The capital of Tibet and a labyrinth of monasteries, temples and colourful market squares, Lhasa draws pilgrims and tourists from far-flung corners of the world. With the Chinese quarter on the west and the Tibetan Quarter on the east, visitors can cross from the elegant Norbulingka Summer Palace to lively street markets and twisting lanes filled with tantalising aromas from small local cafes. Named “Land of the Gods”, it’s common to see traditional Tibetans with spinning prayer wheels circling clockwise around Jokhang Temple, built in the 7th century to hold the official statues of Buddha.
Barkhor Street, the circular road around Jokhang Temple, marks the heart of Old Town Lhasa, where pilgrims and travellers mix with locals at the bustling market, bartering for handmade crafts, prayer shawls, wall hangings and religious trinkets. The temple itself holds the most sacred Buddha statue of all, as the Shakyamuni Buddha was brought from Chang’an 1,300 years ago by Princess Wen Cheng. The bright red-and-white Portola Palace, home of the Dalai Lamas and a UNESCO World Heritage site, sits on the northern slopes of the mountain, opening for one-hour visits to views murals, tombs and chapels and the Dalai Lama’s living quarters.
Travel permits and visas are necessary to visit Lhasa and all of Tibet, typically requiring a tour guide or travel agent. Once in Lhasa, the frequented tourist attractions are navigable by foot, but cycle rickshaws are prevalent and a popular way to get around.
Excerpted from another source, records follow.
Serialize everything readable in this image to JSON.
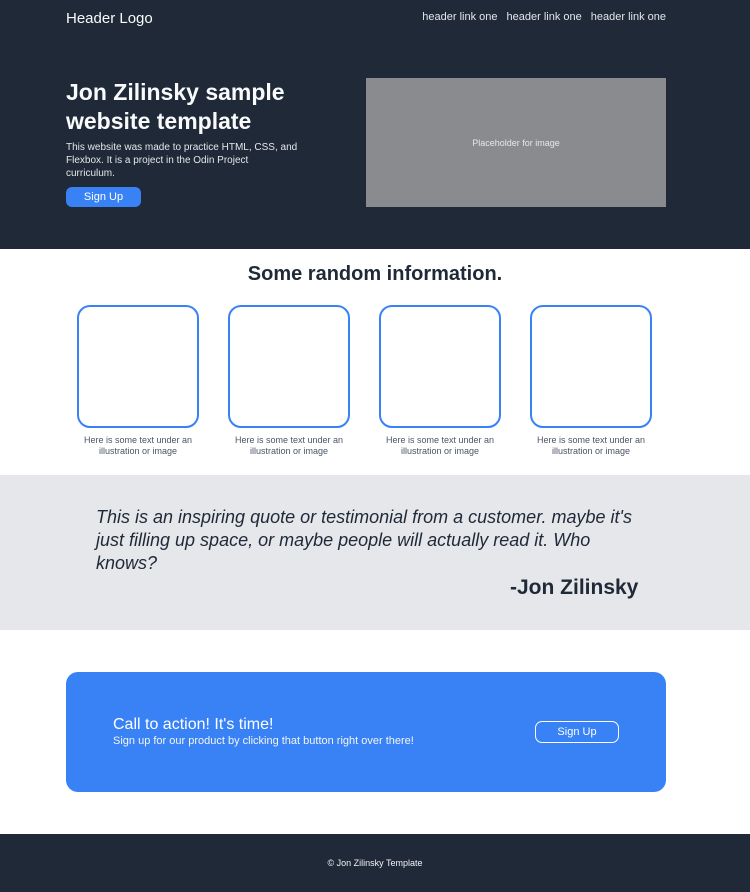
{
  "header": {
    "logo": "Header Logo",
    "links": [
      "header link one",
      "header link one",
      "header link one"
    ]
  },
  "hero": {
    "title": "Jon Zilinsky sample website template",
    "description": "This website was made to practice HTML, CSS, and Flexbox. It is a project in the Odin Project curriculum.",
    "signup_label": "Sign Up",
    "image_placeholder": "Placeholder for image"
  },
  "info": {
    "title": "Some random information.",
    "cards": [
      {
        "text": "Here is some text under an illustration or image"
      },
      {
        "text": "Here is some text under an illustration or image"
      },
      {
        "text": "Here is some text under an illustration or image"
      },
      {
        "text": "Here is some text under an illustration or image"
      }
    ]
  },
  "quote": {
    "text": "This is an inspiring quote or testimonial from a customer. maybe it's just filling up space, or maybe people will actually read it. Who knows?",
    "author": "-Jon Zilinsky"
  },
  "cta": {
    "title": "Call to action! It's time!",
    "subtitle": "Sign up for our product by clicking that button right over there!",
    "button_label": "Sign Up"
  },
  "footer": {
    "text": "© Jon Zilinsky Template"
  },
  "colors": {
    "dark": "#1f2937",
    "accent": "#3882f6",
    "light_gray": "#e5e7eb",
    "placeholder_gray": "#898b8f"
  }
}
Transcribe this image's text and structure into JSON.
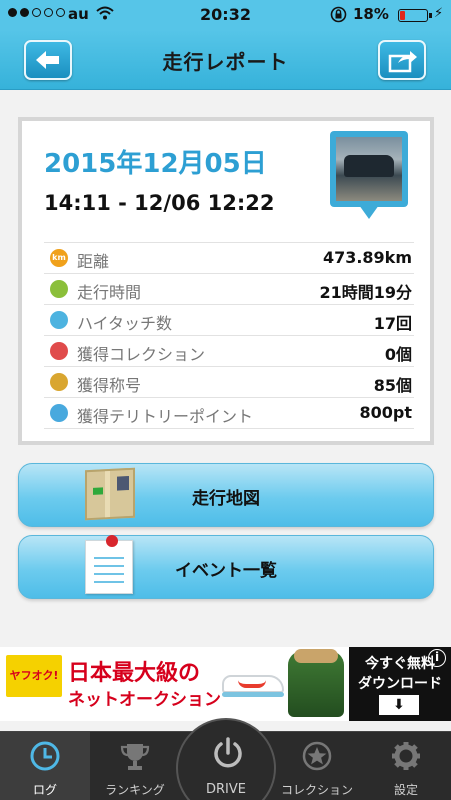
{
  "status_bar": {
    "carrier": "au",
    "time": "20:32",
    "battery_percent": "18%",
    "battery_level": 0.18,
    "signal_bars": 2,
    "icons": [
      "signal-dots-icon",
      "wifi-icon",
      "rotation-lock-icon",
      "battery-icon",
      "charging-icon"
    ]
  },
  "nav": {
    "title": "走行レポート",
    "back_icon": "arrow-left-icon",
    "share_icon": "share-icon"
  },
  "report": {
    "date": "2015年12月05日",
    "time_range": "14:11 - 12/06 12:22",
    "stats": [
      {
        "icon": "km-icon",
        "icon_text": "km",
        "label": "距離",
        "value": "473.89km",
        "color": "#f0a11b"
      },
      {
        "icon": "clock-icon",
        "icon_text": "",
        "label": "走行時間",
        "value": "21時間19分",
        "color": "#8bbf3a"
      },
      {
        "icon": "high-five-icon",
        "icon_text": "",
        "label": "ハイタッチ数",
        "value": "17回",
        "color": "#4db3e0"
      },
      {
        "icon": "car-collection-icon",
        "icon_text": "",
        "label": "獲得コレクション",
        "value": "0個",
        "color": "#e04b4b"
      },
      {
        "icon": "medal-icon",
        "icon_text": "",
        "label": "獲得称号",
        "value": "85個",
        "color": "#d9a630"
      },
      {
        "icon": "territory-icon",
        "icon_text": "",
        "label": "獲得テリトリーポイント",
        "value": "800pt",
        "color": "#48a9de"
      }
    ]
  },
  "buttons": {
    "map_label": "走行地図",
    "event_label": "イベント一覧"
  },
  "ad": {
    "logo": "ヤフオク!",
    "headline": "日本最大級の",
    "subline": "ネットオークション",
    "cta_line1": "今すぐ無料",
    "cta_line2": "ダウンロード",
    "cta_icon": "download-icon",
    "info": "i"
  },
  "tabs": [
    {
      "label": "ログ",
      "icon": "log-clock-icon",
      "active": true
    },
    {
      "label": "ランキング",
      "icon": "trophy-icon",
      "active": false
    },
    {
      "label": "DRIVE",
      "icon": "power-icon",
      "active": false
    },
    {
      "label": "コレクション",
      "icon": "star-icon",
      "active": false
    },
    {
      "label": "設定",
      "icon": "gear-icon",
      "active": false
    }
  ],
  "colors": {
    "accent": "#56c5e8",
    "date_blue": "#2d9fd3",
    "ad_red": "#d6001c",
    "tab_bar": "#2b2b2b"
  }
}
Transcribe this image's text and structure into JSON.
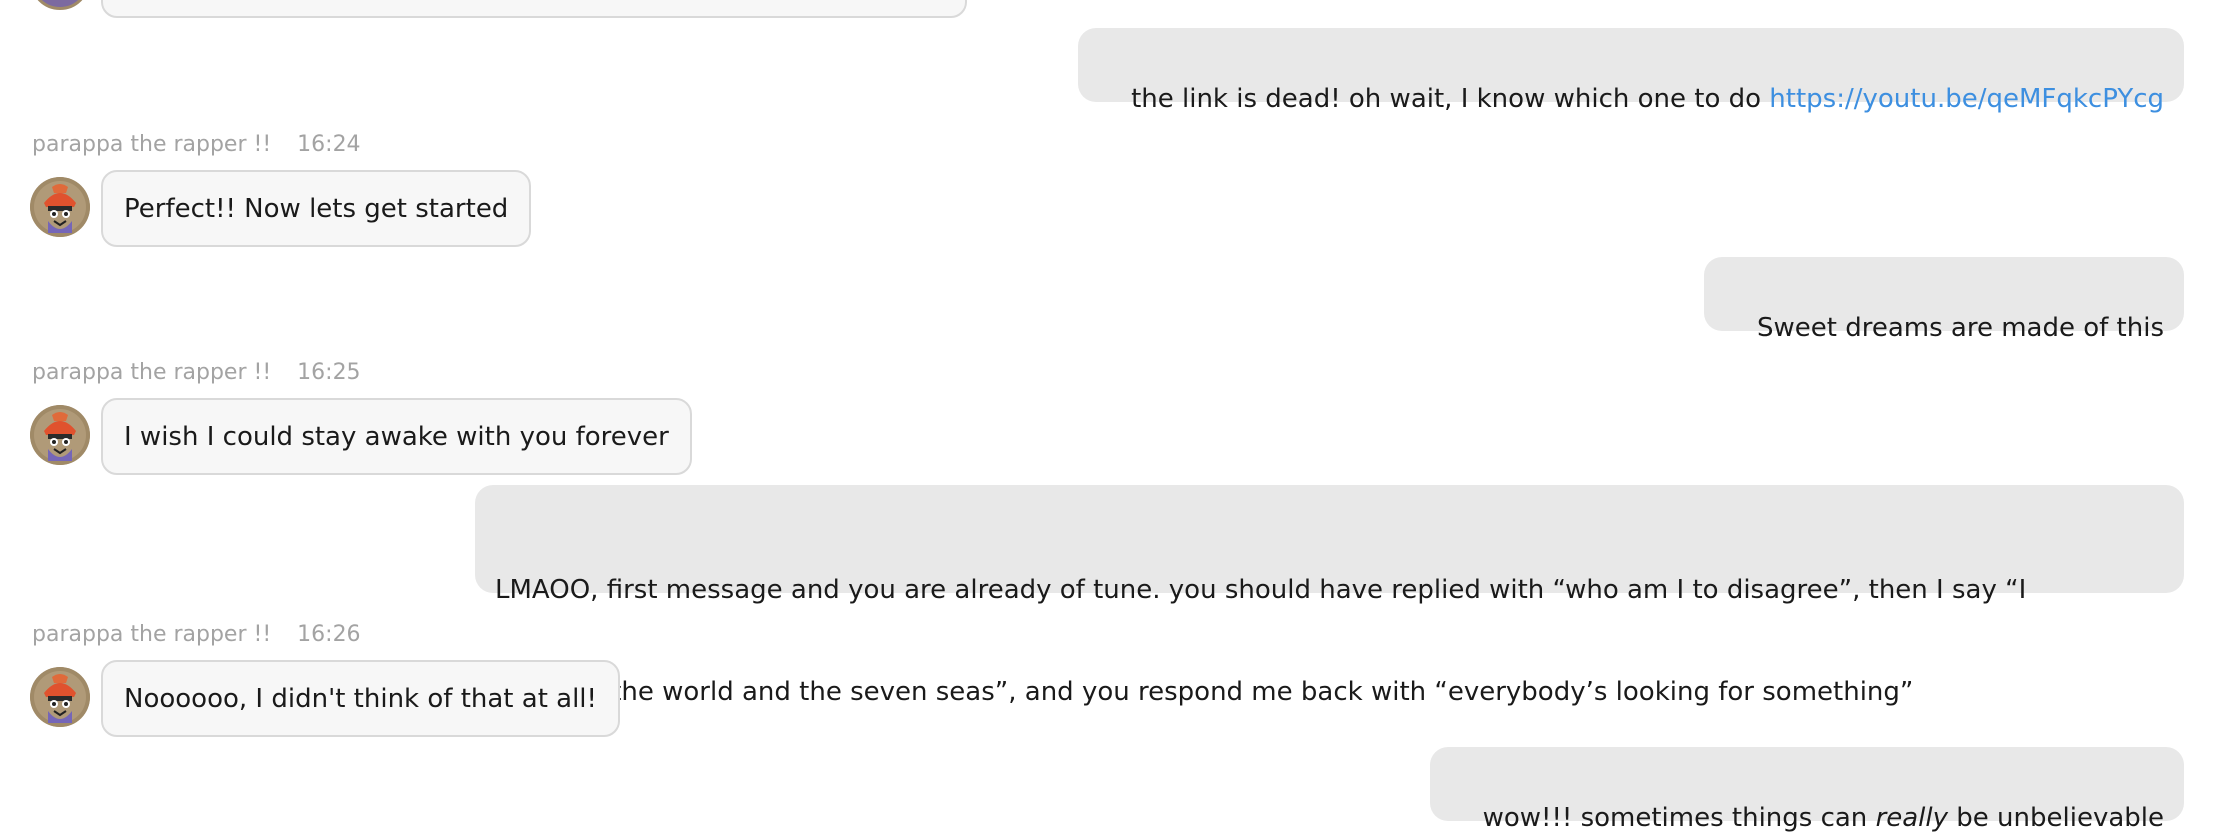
{
  "bot_name": "parappa the rapper !!",
  "messages": [
    {
      "sender": "user",
      "text": "the link is dead! oh wait, I know which one to do ",
      "link": "https://youtu.be/qeMFqkcPYcg"
    },
    {
      "sender": "bot",
      "time": "16:24",
      "text": "Perfect!! Now lets get started"
    },
    {
      "sender": "user",
      "text": "Sweet dreams are made of this"
    },
    {
      "sender": "bot",
      "time": "16:25",
      "text": "I wish I could stay awake with you forever"
    },
    {
      "sender": "user",
      "text_line1": "LMAOO, first message and you are already of tune. you should have replied with “who am I to disagree”, then I say “I",
      "text_line2": "traveled the world and the seven seas”, and you respond me back with “everybody’s looking for something”"
    },
    {
      "sender": "bot",
      "time": "16:26",
      "text": "Noooooo, I didn't think of that at all!"
    },
    {
      "sender": "user",
      "text_before": "wow!!! sometimes things can ",
      "text_emphasis": "really",
      "text_after": " be unbelievable"
    }
  ],
  "colors": {
    "user_bubble": "#e8e8e8",
    "bot_bubble": "#f7f7f7",
    "link": "#3d8fe0",
    "meta_text": "#a3a3a3"
  },
  "icons": {
    "bot_avatar": "parappa-avatar-icon"
  }
}
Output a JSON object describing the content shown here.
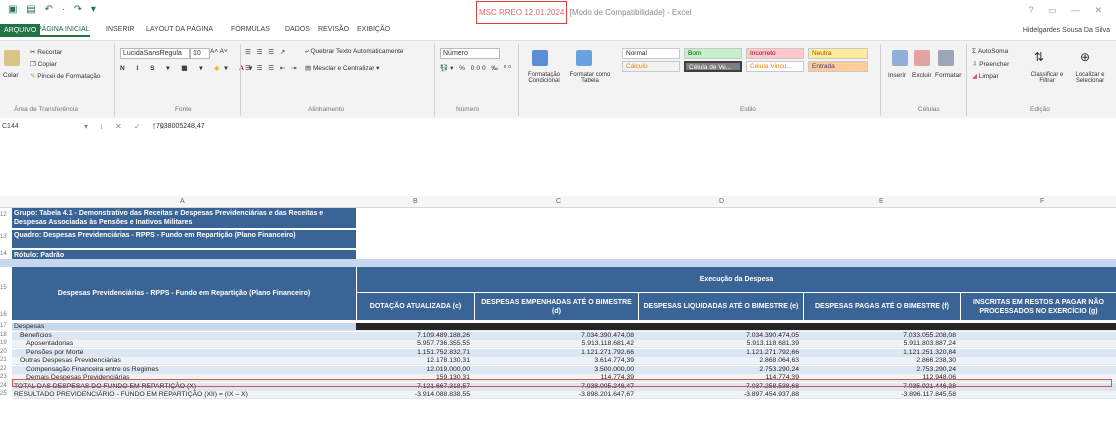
{
  "app": {
    "doc_title_highlight": "MSC RREO 12.01.2024",
    "doc_title_rest": " [Modo de Compatibilidade] - Excel",
    "user": "Hidelgardes Sousa Da Silva",
    "window_controls": "? ▭ — ✕"
  },
  "tabs": [
    "ARQUIVO",
    "PÁGINA INICIAL",
    "INSERIR",
    "LAYOUT DA PÁGINA",
    "FÓRMULAS",
    "DADOS",
    "REVISÃO",
    "EXIBIÇÃO"
  ],
  "ribbon": {
    "clipboard": {
      "cut": "Recortar",
      "copy": "Copiar",
      "paste": "Colar",
      "painter": "Pincel de Formatação",
      "group": "Área de Transferência"
    },
    "font": {
      "name": "LucidaSansRegula",
      "size": "10",
      "group": "Fonte"
    },
    "align": {
      "wrap": "Quebrar Texto Automaticamente",
      "merge": "Mesclar e Centralizar",
      "group": "Alinhamento"
    },
    "number": {
      "format": "Número",
      "group": "Número"
    },
    "styles": {
      "cond": "Formatação Condicional",
      "table": "Formatar como Tabela",
      "normal": "Normal",
      "good": "Bom",
      "bad": "Incorreto",
      "neutral": "Neutra",
      "calc": "Cálculo",
      "check": "Célula de Ve...",
      "linked": "Célula Vincu...",
      "input": "Entrada",
      "group": "Estilo"
    },
    "cells": {
      "insert": "Inserir",
      "delete": "Excluir",
      "format": "Formatar",
      "group": "Células"
    },
    "editing": {
      "autosum": "AutoSoma",
      "fill": "Preencher",
      "clear": "Limpar",
      "sort": "Classificar e Filtrar",
      "find": "Localizar e Selecionar",
      "group": "Edição"
    }
  },
  "formula_bar": {
    "name_box": "C144",
    "formula": "7038005248,47",
    "fx": "fx"
  },
  "columns": [
    "A",
    "B",
    "C",
    "D",
    "E",
    "F"
  ],
  "header_block": {
    "row_numbers": [
      "12",
      "13",
      "14"
    ],
    "group": "Grupo: Tabela 4.1 - Demonstrativo das Receitas e Despesas Previdenciárias e das Receitas e Despesas Associadas às Pensões e Inativos Militares",
    "quadro": "Quadro: Despesas Previdenciárias - RPPS - Fundo em Repartição (Plano Financeiro)",
    "rotulo": "Rótulo: Padrão"
  },
  "table_header": {
    "row_numbers": [
      "15",
      "16"
    ],
    "col_a": "Despesas Previdenciárias - RPPS - Fundo em Repartição (Plano Financeiro)",
    "execucao": "Execução da Despesa",
    "col_b": "DOTAÇÃO ATUALIZADA (c)",
    "col_c": "DESPESAS EMPENHADAS ATÉ O BIMESTRE (d)",
    "col_d": "DESPESAS LIQUIDADAS ATÉ O BIMESTRE (e)",
    "col_e": "DESPESAS PAGAS ATÉ O BIMESTRE (f)",
    "col_f": "INSCRITAS EM RESTOS A PAGAR NÃO PROCESSADOS NO EXERCÍCIO (g)"
  },
  "rows": [
    {
      "n": "17",
      "label": "Despesas",
      "b": "",
      "c": "",
      "d": "",
      "e": "",
      "indent": 0
    },
    {
      "n": "18",
      "label": "Benefícios",
      "b": "7.109.489.188,26",
      "c": "7.034.390.474,08",
      "d": "7.034.390.474,05",
      "e": "7.033.055.208,08",
      "indent": 1
    },
    {
      "n": "19",
      "label": "Aposentadorias",
      "b": "5.957.736.355,55",
      "c": "5.913.118.681,42",
      "d": "5.913.118.681,39",
      "e": "5.911.803.887,24",
      "indent": 2
    },
    {
      "n": "20",
      "label": "Pensões por Morte",
      "b": "1.151.752.832,71",
      "c": "1.121.271.792,66",
      "d": "1.121.271.792,66",
      "e": "1.121.251.320,84",
      "indent": 2
    },
    {
      "n": "21",
      "label": "Outras Despesas Previdenciárias",
      "b": "12.178.130,31",
      "c": "3.614.774,39",
      "d": "2.868.064,63",
      "e": "2.866.238,30",
      "indent": 1
    },
    {
      "n": "22",
      "label": "Compensação Financeira entre os Regimes",
      "b": "12.019.000,00",
      "c": "3.500.000,00",
      "d": "2.753.290,24",
      "e": "2.753.290,24",
      "indent": 2
    },
    {
      "n": "23",
      "label": "Demais Despesas Previdenciárias",
      "b": "159.130,31",
      "c": "114.774,39",
      "d": "114.774,39",
      "e": "112.948,06",
      "indent": 2
    },
    {
      "n": "24",
      "label": "TOTAL DAS DESPESAS DO FUNDO EM REPARTIÇÃO (X)",
      "b": "7.121.667.318,57",
      "c": "7.038.005.248,47",
      "d": "7.037.258.538,68",
      "e": "7.035.921.446,38",
      "indent": 0
    },
    {
      "n": "25",
      "label": "RESULTADO PREVIDENCIÁRIO - FUNDO EM REPARTIÇÃO (XII) = (IX – X)",
      "b": "-3.914.088.838,55",
      "c": "-3.898.201.647,67",
      "d": "-3.897.454.937,88",
      "e": "-3.896.117.845,58",
      "indent": 0
    }
  ]
}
Public buses, minibuses and pilgrim buses provide motorised transportation throughout the area.
Lhasa became a prominent political and cultural centre when ruler Songtsen Gampo moved his capital to Lhasa in the 7th century AD. The ruins of his original palace became the Portola Palace, built by the fifth Dalai Lama in the 1600s.